[Data items]
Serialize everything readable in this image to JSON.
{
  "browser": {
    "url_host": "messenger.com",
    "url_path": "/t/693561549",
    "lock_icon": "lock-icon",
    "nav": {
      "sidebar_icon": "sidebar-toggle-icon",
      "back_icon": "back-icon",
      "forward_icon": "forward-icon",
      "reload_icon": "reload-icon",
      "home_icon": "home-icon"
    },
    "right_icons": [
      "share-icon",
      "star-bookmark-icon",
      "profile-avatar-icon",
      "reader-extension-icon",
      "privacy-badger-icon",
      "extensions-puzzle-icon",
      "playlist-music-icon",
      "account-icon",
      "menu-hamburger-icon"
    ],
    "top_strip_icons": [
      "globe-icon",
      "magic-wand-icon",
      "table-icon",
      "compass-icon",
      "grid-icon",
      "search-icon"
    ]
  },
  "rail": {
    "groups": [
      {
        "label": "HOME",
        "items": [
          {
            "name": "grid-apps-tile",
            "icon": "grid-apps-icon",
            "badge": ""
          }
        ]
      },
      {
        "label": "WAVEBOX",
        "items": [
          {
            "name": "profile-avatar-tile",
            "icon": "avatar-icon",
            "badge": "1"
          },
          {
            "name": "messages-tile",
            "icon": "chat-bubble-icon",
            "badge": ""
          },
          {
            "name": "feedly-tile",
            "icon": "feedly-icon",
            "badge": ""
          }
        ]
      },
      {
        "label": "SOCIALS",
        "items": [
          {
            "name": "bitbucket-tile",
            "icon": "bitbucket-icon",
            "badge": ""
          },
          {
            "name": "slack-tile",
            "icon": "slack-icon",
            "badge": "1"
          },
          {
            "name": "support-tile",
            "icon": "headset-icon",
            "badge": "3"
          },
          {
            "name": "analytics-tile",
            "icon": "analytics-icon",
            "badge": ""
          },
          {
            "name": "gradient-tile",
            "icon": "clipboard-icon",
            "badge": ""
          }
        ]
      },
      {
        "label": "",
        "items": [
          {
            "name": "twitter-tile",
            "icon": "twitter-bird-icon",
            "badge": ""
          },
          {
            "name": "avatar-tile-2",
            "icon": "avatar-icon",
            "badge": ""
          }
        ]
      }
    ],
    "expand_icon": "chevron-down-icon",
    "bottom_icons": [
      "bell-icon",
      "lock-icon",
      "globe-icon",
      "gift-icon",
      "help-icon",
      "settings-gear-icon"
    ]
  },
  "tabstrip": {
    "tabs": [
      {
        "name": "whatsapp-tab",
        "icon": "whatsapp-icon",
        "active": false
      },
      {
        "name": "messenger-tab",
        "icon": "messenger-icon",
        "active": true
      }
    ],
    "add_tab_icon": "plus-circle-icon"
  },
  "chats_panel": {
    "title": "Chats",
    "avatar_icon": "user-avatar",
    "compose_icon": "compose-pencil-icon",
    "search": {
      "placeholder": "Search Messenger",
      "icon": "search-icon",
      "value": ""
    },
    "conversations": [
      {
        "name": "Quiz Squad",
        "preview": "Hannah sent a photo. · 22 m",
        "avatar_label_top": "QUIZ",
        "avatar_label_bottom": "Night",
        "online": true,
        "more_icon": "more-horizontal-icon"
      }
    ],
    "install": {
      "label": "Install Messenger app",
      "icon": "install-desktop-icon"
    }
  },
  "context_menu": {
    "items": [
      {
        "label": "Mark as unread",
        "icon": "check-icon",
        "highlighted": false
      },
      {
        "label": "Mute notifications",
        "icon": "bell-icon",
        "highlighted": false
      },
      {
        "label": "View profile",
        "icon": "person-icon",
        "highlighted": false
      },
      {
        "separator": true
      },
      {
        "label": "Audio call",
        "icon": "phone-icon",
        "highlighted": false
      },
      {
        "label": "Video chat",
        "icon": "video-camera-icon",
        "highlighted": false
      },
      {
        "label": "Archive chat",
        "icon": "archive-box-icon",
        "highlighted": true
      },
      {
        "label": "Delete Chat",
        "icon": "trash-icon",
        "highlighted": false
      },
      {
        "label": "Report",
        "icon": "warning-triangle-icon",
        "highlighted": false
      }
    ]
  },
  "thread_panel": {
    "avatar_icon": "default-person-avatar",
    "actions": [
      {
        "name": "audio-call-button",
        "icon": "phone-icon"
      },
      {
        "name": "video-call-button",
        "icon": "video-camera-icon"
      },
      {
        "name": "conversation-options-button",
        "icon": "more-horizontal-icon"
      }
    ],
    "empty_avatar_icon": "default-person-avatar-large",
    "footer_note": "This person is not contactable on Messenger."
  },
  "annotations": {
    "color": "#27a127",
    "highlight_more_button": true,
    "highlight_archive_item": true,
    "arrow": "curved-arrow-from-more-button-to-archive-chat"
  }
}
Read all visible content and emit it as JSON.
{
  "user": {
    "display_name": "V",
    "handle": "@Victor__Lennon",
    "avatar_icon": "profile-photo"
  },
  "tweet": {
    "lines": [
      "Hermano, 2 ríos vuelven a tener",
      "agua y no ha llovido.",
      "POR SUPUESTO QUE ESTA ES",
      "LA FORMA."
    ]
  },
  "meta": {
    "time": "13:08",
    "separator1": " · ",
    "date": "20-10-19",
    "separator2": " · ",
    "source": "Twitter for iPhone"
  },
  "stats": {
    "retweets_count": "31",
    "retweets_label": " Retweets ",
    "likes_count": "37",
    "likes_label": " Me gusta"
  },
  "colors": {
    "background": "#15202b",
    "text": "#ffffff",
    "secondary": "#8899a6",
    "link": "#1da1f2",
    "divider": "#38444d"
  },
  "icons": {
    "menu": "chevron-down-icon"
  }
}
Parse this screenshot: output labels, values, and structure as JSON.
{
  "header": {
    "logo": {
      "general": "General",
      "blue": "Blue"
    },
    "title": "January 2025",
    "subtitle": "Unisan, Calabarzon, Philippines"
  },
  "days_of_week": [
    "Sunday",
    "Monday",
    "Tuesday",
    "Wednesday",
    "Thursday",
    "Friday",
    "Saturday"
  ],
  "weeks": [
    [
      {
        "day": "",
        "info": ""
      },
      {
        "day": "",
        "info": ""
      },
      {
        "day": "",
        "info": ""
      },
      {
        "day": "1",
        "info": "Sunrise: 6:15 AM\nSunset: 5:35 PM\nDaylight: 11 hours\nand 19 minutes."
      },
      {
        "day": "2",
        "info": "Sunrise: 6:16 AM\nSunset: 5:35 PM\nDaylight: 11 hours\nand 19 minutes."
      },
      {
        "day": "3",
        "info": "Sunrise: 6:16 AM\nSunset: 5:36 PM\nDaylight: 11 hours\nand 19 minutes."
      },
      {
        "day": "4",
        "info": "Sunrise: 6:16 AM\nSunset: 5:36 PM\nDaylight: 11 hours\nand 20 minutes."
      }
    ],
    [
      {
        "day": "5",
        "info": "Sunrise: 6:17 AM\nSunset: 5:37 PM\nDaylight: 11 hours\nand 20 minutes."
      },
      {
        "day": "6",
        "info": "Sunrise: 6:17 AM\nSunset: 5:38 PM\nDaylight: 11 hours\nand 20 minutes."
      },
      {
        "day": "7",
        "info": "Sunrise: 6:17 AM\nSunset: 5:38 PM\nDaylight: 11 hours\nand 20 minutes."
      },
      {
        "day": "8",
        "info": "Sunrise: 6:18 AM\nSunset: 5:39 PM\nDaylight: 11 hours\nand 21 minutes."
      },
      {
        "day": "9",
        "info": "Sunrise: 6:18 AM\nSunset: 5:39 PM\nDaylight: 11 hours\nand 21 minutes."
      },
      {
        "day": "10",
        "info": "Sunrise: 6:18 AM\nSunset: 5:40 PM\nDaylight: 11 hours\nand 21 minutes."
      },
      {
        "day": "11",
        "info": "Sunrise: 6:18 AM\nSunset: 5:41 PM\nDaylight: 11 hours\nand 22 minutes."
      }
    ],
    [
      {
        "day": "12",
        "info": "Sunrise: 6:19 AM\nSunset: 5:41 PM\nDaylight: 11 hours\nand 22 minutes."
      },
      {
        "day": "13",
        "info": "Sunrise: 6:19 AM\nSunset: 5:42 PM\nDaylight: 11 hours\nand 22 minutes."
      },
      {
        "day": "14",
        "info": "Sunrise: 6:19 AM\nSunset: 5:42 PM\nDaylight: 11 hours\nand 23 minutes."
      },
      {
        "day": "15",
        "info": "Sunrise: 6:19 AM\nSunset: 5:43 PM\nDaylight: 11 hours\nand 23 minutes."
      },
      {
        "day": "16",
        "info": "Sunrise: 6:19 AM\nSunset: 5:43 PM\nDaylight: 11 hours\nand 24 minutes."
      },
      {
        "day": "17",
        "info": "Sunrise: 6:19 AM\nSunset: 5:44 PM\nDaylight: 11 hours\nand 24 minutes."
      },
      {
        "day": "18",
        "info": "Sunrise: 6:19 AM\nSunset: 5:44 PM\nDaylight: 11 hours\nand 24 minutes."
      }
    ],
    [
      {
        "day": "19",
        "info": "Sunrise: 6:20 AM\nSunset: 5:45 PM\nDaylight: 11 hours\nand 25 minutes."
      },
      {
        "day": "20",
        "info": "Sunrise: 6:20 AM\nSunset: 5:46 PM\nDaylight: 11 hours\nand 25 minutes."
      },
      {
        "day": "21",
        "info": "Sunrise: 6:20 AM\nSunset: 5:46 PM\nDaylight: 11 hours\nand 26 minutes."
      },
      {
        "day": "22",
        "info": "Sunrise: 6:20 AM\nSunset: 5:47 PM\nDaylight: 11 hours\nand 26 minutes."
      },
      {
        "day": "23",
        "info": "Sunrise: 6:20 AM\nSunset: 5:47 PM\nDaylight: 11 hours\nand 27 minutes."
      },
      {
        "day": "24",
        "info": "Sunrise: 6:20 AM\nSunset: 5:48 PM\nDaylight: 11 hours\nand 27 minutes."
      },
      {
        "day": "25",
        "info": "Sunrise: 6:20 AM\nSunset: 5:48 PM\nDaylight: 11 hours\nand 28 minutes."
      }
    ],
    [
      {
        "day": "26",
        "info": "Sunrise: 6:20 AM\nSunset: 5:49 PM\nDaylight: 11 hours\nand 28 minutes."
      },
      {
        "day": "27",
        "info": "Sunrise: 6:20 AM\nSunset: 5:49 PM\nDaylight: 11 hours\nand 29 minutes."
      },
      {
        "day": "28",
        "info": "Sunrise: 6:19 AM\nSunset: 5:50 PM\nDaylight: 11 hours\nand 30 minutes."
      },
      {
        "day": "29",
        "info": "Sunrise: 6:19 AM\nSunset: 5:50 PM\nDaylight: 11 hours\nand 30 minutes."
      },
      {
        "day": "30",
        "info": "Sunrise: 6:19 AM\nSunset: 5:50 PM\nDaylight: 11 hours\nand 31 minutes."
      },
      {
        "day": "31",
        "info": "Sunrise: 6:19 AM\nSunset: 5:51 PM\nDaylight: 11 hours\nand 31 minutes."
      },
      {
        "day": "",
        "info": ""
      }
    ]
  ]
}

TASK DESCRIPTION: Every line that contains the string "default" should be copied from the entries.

ANSWER SPACE:
    "avatar_icon": "default-person-avatar",
    "empty_avatar_icon": "default-person-avatar-large",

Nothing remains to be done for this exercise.